For questions or comments, e-mail RabbiRFuchs@gmail.com.

About the Author: For questions or comments, e-mail RabbiRFuchs@gmail.com.


If you don't see your comment after publishing it, refresh the page.

Our comments section is intended for meaningful responses and debates in a civilized manner. We ask that you respect the fact that we are a religious Jewish website and avoid inappropriate language at all cost.

If you promote any foreign religions, gods or messiahs, lies about Israel, anti-Semitism, or advocate violence (except against terrorists), your permission to comment may be revoked.

No Responses to “Safek K’vadai: When Doubt Becomes Certain”

Comments are closed.

SocialTwist Tell-a-Friend

Current Top Story
Arabs burn tires in Shuafat neighborhood of Jerusalem.
Arab Violence in Jerusalem Forces Police to Return Law and Order
Latest Judaism Stories
Rebbetzin Esther Jungreis

Boundaries must be set in every home. Parents and children are not pals. They are not equals.

Rabbi Avi Weiss, head of theYeshivat Chovevei Torah. Rabbi Asher Lopatin will be replacing him as head of the school.

Noah and his wife could not fathom living together as husband and wife and continuing the human race

Rabbi Sacks

The Babel story is the 2nd in a 4-act drama that’s unmistakably a connecting thread of Bereishit

Bible1

Our intentions are critical in raising children because they mimic everything we parents do & think

A humble person who achieves a position of prominence will utilize the standing to benefit others.

Myth #1: It is easy to be a B’nai Noach. It is extraordinarily hard to be a B’nai Noach.

The creation of the world is described twice. Each description serves a unique purpose.

Question: I recently loaned money to a friend who has been able to repay only part of it. This was an interest-free loan. We exchanged a signed IOU, not a proper shtar with witnesses, since I have always trusted her integrity and only wanted a document that confirms what was loaned and what was repaid. Now that shemittah is approaching, what should I do? Should I forgive the loan? And if my friend is not able to repay it, may I deduct the unpaid money from my ma’aser requirement?

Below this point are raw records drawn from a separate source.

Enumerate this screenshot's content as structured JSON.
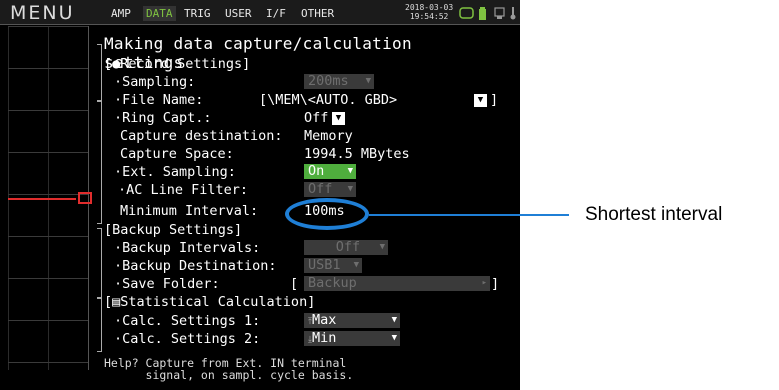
{
  "topbar": {
    "menu": "MENU",
    "tabs": [
      "AMP",
      "DATA",
      "TRIG",
      "USER",
      "I/F",
      "OTHER"
    ],
    "active_tab": "DATA",
    "date": "2018-03-03",
    "time": "19:54:52"
  },
  "panel": {
    "title": "Making data capture/calculation settings",
    "record": {
      "header": "[●Record Settings]",
      "sampling_label": "·Sampling:",
      "sampling_value": "200ms",
      "file_name_label": "·File Name:",
      "file_name_value": "[\\MEM\\<AUTO. GBD>",
      "file_name_close": "]",
      "ring_capt_label": "·Ring Capt.:",
      "ring_capt_value": "Off",
      "capture_dest_label": "Capture destination:",
      "capture_dest_value": "Memory",
      "capture_space_label": "Capture Space:",
      "capture_space_value": "1994.5 MBytes",
      "ext_sampling_label": "·Ext. Sampling:",
      "ext_sampling_value": "On",
      "ac_filter_label": "·AC Line Filter:",
      "ac_filter_value": "Off",
      "min_interval_label": "Minimum Interval:",
      "min_interval_value": "100ms"
    },
    "backup": {
      "header": "[Backup Settings]",
      "intervals_label": "·Backup Intervals:",
      "intervals_value": "Off",
      "destination_label": "·Backup Destination:",
      "destination_value": "USB1",
      "folder_label": "·Save Folder:",
      "folder_open": "[",
      "folder_value": "Backup",
      "folder_close": "]"
    },
    "stats": {
      "header": "[▤Statistical Calculation]",
      "calc1_label": "·Calc. Settings 1:",
      "calc1_value": "Max",
      "calc2_label": "·Calc. Settings 2:",
      "calc2_value": "Min"
    }
  },
  "help": {
    "line1": "Help? Capture from Ext. IN terminal",
    "line2": "      signal, on sampl. cycle basis."
  },
  "callout": {
    "text": "Shortest interval",
    "color": "#1f7fd6"
  },
  "colors": {
    "active_tab": "#7fc241",
    "on_value": "#4fae3d",
    "trace": "#e12d2d"
  }
}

Name Withheld

To the surprise of our protectzia-invested acquaintances, my family has thrived in our daled amos without that amenity, b’ezras Hashem.

Shimon started adjusting the branches on the roof. In doing so, a branch fell off the other side of the car and hit the side-view mirror, cracking it.

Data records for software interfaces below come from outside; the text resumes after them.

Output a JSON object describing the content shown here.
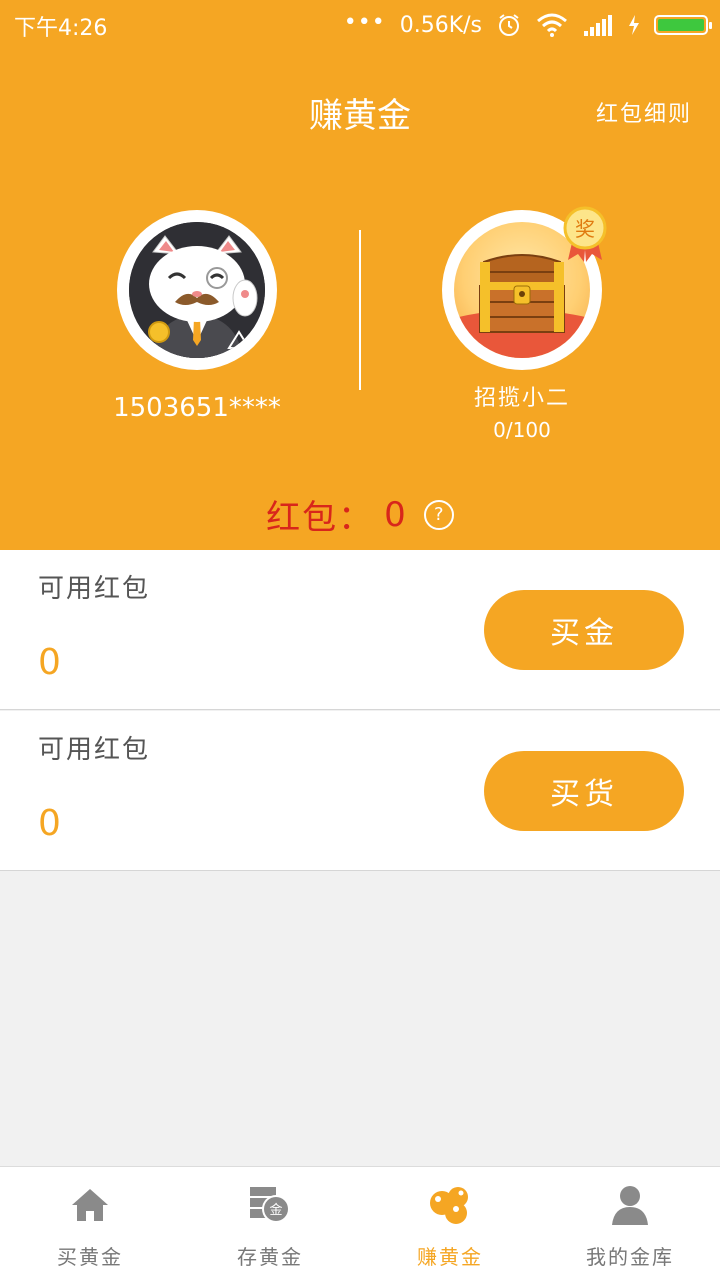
{
  "status_bar": {
    "time": "下午4:26",
    "network_speed": "0.56K/s",
    "icons": [
      "more-dots-icon",
      "alarm-icon",
      "wifi-icon",
      "signal-icon",
      "charging-icon",
      "battery-icon"
    ]
  },
  "header": {
    "title": "赚黄金",
    "rules_link": "红包细则"
  },
  "user": {
    "phone": "1503651****",
    "avatar_icon": "lucky-cat-avatar"
  },
  "rank": {
    "title": "招揽小二",
    "progress": "0/100",
    "badge": "奖",
    "avatar_icon": "treasure-chest-avatar"
  },
  "red_packet": {
    "label": "红包：",
    "value": "0",
    "help": "?"
  },
  "rows": [
    {
      "label": "可用红包",
      "value": "0",
      "button": "买金"
    },
    {
      "label": "可用红包",
      "value": "0",
      "button": "买货"
    }
  ],
  "nav": [
    {
      "label": "买黄金",
      "icon": "home-icon",
      "active": false
    },
    {
      "label": "存黄金",
      "icon": "gold-storage-icon",
      "icon_text": "金",
      "active": false
    },
    {
      "label": "赚黄金",
      "icon": "coins-icon",
      "active": true
    },
    {
      "label": "我的金库",
      "icon": "user-icon",
      "active": false
    }
  ],
  "colors": {
    "brand": "#f5a623",
    "red": "#d8261b",
    "background": "#f1f1f1"
  }
}
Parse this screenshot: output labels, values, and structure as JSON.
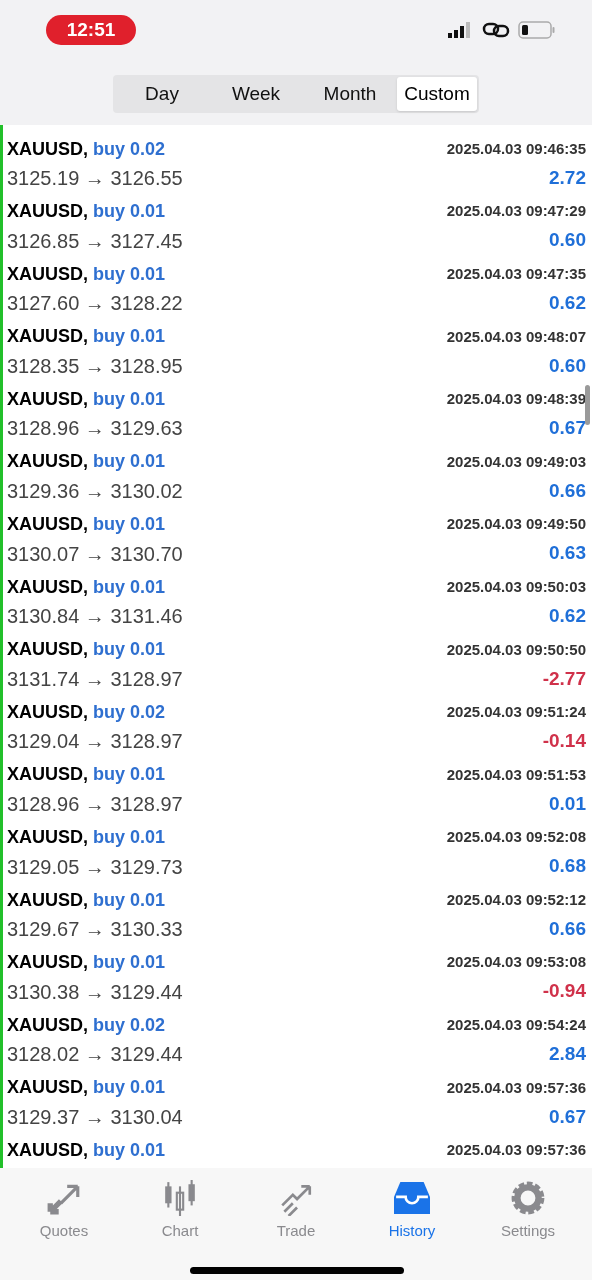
{
  "status_bar": {
    "time": "12:51"
  },
  "period_tabs": [
    {
      "label": "Day",
      "selected": false
    },
    {
      "label": "Week",
      "selected": false
    },
    {
      "label": "Month",
      "selected": false
    },
    {
      "label": "Custom",
      "selected": true
    }
  ],
  "deals": [
    {
      "symbol": "XAUUSD,",
      "side": "buy 0.02",
      "time": "2025.04.03 09:46:35",
      "prices": "3125.19 → 3126.55",
      "profit": "2.72",
      "color": "#1f6fd8"
    },
    {
      "symbol": "XAUUSD,",
      "side": "buy 0.01",
      "time": "2025.04.03 09:47:29",
      "prices": "3126.85 → 3127.45",
      "profit": "0.60",
      "color": "#1f6fd8"
    },
    {
      "symbol": "XAUUSD,",
      "side": "buy 0.01",
      "time": "2025.04.03 09:47:35",
      "prices": "3127.60 → 3128.22",
      "profit": "0.62",
      "color": "#1f6fd8"
    },
    {
      "symbol": "XAUUSD,",
      "side": "buy 0.01",
      "time": "2025.04.03 09:48:07",
      "prices": "3128.35 → 3128.95",
      "profit": "0.60",
      "color": "#1f6fd8"
    },
    {
      "symbol": "XAUUSD,",
      "side": "buy 0.01",
      "time": "2025.04.03 09:48:39",
      "prices": "3128.96 → 3129.63",
      "profit": "0.67",
      "color": "#1f6fd8"
    },
    {
      "symbol": "XAUUSD,",
      "side": "buy 0.01",
      "time": "2025.04.03 09:49:03",
      "prices": "3129.36 → 3130.02",
      "profit": "0.66",
      "color": "#1f6fd8"
    },
    {
      "symbol": "XAUUSD,",
      "side": "buy 0.01",
      "time": "2025.04.03 09:49:50",
      "prices": "3130.07 → 3130.70",
      "profit": "0.63",
      "color": "#1f6fd8"
    },
    {
      "symbol": "XAUUSD,",
      "side": "buy 0.01",
      "time": "2025.04.03 09:50:03",
      "prices": "3130.84 → 3131.46",
      "profit": "0.62",
      "color": "#1f6fd8"
    },
    {
      "symbol": "XAUUSD,",
      "side": "buy 0.01",
      "time": "2025.04.03 09:50:50",
      "prices": "3131.74 → 3128.97",
      "profit": "-2.77",
      "color": "#d0314a"
    },
    {
      "symbol": "XAUUSD,",
      "side": "buy 0.02",
      "time": "2025.04.03 09:51:24",
      "prices": "3129.04 → 3128.97",
      "profit": "-0.14",
      "color": "#d0314a"
    },
    {
      "symbol": "XAUUSD,",
      "side": "buy 0.01",
      "time": "2025.04.03 09:51:53",
      "prices": "3128.96 → 3128.97",
      "profit": "0.01",
      "color": "#1f6fd8"
    },
    {
      "symbol": "XAUUSD,",
      "side": "buy 0.01",
      "time": "2025.04.03 09:52:08",
      "prices": "3129.05 → 3129.73",
      "profit": "0.68",
      "color": "#1f6fd8"
    },
    {
      "symbol": "XAUUSD,",
      "side": "buy 0.01",
      "time": "2025.04.03 09:52:12",
      "prices": "3129.67 → 3130.33",
      "profit": "0.66",
      "color": "#1f6fd8"
    },
    {
      "symbol": "XAUUSD,",
      "side": "buy 0.01",
      "time": "2025.04.03 09:53:08",
      "prices": "3130.38 → 3129.44",
      "profit": "-0.94",
      "color": "#d0314a"
    },
    {
      "symbol": "XAUUSD,",
      "side": "buy 0.02",
      "time": "2025.04.03 09:54:24",
      "prices": "3128.02 → 3129.44",
      "profit": "2.84",
      "color": "#1f6fd8"
    },
    {
      "symbol": "XAUUSD,",
      "side": "buy 0.01",
      "time": "2025.04.03 09:57:36",
      "prices": "3129.37 → 3130.04",
      "profit": "0.67",
      "color": "#1f6fd8"
    },
    {
      "symbol": "XAUUSD,",
      "side": "buy 0.01",
      "time": "2025.04.03 09:57:36"
    }
  ],
  "tab_bar": [
    {
      "label": "Quotes",
      "kind": "quotes",
      "selected": false
    },
    {
      "label": "Chart",
      "kind": "chart",
      "selected": false
    },
    {
      "label": "Trade",
      "kind": "trade",
      "selected": false
    },
    {
      "label": "History",
      "kind": "history",
      "selected": true
    },
    {
      "label": "Settings",
      "kind": "settings",
      "selected": false
    }
  ]
}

I, the one who is housed inside this body, am completely and utterly spiritual.

Should we sit in the sukkah on a day that may be the eighth day when we are not commanded to sit in the sukkah at all?

For Appearance’s Sake
‘Shammai Did Not Follow Their Own Ruling’
(Yevamos 13b 14a)

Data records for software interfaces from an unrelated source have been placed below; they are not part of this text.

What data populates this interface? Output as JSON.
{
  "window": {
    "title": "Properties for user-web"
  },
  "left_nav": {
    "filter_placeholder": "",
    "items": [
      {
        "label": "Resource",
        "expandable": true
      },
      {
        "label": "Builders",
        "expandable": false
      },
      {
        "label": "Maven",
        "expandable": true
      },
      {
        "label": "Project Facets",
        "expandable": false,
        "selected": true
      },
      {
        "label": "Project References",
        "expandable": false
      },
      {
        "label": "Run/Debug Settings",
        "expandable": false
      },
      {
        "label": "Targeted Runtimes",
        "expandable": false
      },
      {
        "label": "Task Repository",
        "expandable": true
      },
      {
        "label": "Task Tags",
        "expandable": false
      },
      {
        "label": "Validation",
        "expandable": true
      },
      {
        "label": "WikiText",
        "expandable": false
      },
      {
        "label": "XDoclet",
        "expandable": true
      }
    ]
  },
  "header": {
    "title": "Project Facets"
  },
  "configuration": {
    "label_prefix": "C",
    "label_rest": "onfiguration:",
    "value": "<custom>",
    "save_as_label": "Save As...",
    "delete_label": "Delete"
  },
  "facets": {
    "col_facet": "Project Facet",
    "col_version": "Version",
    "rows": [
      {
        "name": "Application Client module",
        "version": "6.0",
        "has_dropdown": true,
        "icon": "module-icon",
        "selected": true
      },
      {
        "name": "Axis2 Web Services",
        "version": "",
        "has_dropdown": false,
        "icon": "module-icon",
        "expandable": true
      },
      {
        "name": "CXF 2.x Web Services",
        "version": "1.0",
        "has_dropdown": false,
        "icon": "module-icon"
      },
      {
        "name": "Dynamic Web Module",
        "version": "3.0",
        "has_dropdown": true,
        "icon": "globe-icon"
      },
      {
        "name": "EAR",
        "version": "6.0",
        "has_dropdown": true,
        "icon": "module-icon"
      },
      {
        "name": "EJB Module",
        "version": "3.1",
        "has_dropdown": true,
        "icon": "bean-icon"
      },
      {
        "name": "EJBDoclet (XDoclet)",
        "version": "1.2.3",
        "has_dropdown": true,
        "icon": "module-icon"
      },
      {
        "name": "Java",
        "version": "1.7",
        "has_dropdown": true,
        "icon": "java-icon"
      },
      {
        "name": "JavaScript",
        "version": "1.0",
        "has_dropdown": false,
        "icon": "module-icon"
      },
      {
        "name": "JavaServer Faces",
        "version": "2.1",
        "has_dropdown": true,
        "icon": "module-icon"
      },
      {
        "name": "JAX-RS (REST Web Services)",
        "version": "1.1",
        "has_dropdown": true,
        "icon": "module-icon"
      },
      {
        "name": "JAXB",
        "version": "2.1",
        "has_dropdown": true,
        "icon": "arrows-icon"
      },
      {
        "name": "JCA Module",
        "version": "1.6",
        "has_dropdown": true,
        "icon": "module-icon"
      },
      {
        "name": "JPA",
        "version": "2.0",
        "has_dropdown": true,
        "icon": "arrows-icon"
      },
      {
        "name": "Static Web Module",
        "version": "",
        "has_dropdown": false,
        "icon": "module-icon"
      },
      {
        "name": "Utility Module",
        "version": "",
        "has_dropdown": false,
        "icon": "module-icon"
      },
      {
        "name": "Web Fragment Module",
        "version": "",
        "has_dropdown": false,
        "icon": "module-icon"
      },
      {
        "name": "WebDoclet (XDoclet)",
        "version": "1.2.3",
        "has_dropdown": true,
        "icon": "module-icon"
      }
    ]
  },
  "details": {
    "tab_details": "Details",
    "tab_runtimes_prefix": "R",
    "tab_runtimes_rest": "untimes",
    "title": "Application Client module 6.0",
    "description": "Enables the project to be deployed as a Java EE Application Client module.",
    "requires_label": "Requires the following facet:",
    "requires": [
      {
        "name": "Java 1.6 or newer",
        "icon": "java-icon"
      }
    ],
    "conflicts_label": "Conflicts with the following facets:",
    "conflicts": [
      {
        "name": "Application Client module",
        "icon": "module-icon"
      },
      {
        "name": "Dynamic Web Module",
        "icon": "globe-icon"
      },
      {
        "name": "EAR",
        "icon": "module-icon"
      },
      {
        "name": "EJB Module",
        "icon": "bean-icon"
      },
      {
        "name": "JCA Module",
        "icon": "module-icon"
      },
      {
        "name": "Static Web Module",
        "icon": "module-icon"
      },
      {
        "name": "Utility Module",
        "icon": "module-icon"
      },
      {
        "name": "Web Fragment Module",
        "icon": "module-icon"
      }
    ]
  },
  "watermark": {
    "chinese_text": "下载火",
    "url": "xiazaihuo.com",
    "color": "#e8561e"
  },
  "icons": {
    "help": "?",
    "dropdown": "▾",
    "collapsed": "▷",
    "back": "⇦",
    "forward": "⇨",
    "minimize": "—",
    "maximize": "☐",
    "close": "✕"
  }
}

If one hurts another human being, God is hurt; if one brings joy to another, God is more joyous.

I’m grateful to Hashem for everything; Just the same, I’d love a joyous Yom Tov without aggravation.

Bereshit: Life includes hard choices that challenge our decisions, leaving lingering complications.

More Articles from Rabbi Raphael Fuchs
Taste-of-Lomdus-logo

Others suggest that one cannot separate Shabbos from Yom Kippur by accepting Shabbos early.

Taste-of-Lomdus-logo

While women are exempt from actually learning Torah, they are obligated in a different aspect of the mitzvah.

The Chafetz Chaim answered that there are two forms of teshuvah; teshuvah m’ahava and teshuvah m’yirah.

Since it is a Rabbinic prohibition we may follow the more lenient opinion.

They ask, how can Rabbeinu Gershom forbid marrying more than one wife, when the Torah explicitly permits it in this parshah?

First, how could a beis din of 23 judges present a guilty verdict in a capital punishment case? After all, only a majority of the 23 judges ruled in favor of his verdict.

According to Rabbi Yishmael one was not permitted to eat such an animal prior to entering Eretz Yisrael, while according to Rabbi Akiva one was permitted to eat animals if he would perform nechirah.

Printed from: http://www.jewishpress.com/judaism/parsha/safek-kvadai-when-doubt-becomes-certain/2012/06/01/

Scan this QR code to visit this page online: